PROMPT:
In the entries below, find each line with the word "Custom" and pull it out.

INPUT RECORDS:
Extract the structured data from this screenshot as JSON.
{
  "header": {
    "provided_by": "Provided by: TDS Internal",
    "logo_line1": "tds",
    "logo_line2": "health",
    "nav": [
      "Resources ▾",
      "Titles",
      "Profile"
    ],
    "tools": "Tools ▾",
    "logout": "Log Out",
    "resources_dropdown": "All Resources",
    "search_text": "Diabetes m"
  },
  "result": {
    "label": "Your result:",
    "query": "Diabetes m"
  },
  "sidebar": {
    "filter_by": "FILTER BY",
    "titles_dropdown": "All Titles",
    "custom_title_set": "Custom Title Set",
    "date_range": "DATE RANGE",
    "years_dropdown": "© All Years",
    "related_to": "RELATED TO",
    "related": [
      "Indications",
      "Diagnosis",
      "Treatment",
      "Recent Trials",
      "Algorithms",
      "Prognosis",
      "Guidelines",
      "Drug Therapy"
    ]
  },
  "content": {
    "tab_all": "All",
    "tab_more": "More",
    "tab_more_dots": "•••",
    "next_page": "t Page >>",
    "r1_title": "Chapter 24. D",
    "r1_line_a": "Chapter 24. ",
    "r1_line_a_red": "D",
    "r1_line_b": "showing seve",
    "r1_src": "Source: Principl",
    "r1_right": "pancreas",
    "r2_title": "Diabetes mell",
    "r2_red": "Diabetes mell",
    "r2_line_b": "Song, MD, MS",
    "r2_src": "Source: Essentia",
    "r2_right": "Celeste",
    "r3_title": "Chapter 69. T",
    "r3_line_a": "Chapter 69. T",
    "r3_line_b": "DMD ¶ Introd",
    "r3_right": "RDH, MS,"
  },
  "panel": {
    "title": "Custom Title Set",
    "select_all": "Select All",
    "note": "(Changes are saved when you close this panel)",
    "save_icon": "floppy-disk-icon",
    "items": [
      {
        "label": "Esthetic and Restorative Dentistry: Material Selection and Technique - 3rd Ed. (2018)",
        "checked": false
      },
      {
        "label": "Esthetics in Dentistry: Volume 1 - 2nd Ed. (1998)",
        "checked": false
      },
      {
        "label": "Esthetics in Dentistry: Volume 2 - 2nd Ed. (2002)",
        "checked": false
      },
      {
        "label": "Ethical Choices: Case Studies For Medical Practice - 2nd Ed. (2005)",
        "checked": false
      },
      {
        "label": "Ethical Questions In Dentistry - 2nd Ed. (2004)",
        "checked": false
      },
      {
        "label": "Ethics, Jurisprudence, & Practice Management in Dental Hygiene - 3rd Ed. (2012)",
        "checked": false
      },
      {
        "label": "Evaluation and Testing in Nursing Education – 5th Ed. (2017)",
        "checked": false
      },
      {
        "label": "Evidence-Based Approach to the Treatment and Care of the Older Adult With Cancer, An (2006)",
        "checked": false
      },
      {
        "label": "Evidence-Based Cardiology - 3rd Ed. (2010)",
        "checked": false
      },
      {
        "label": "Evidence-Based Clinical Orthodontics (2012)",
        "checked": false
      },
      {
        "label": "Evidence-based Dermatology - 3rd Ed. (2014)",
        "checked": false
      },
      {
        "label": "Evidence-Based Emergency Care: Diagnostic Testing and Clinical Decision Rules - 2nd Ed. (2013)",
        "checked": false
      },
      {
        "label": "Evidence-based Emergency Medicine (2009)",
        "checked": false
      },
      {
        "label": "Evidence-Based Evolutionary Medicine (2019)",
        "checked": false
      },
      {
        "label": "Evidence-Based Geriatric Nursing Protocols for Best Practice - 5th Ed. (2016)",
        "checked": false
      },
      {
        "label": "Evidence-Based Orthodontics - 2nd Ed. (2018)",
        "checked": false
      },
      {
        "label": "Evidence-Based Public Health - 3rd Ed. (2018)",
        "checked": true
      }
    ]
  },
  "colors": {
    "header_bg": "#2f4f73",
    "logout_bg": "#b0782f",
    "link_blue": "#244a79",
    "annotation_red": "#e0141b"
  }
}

WRITTEN ANSWER:
    "custom_title_set": "Custom Title Set",
    "title": "Custom Title Set",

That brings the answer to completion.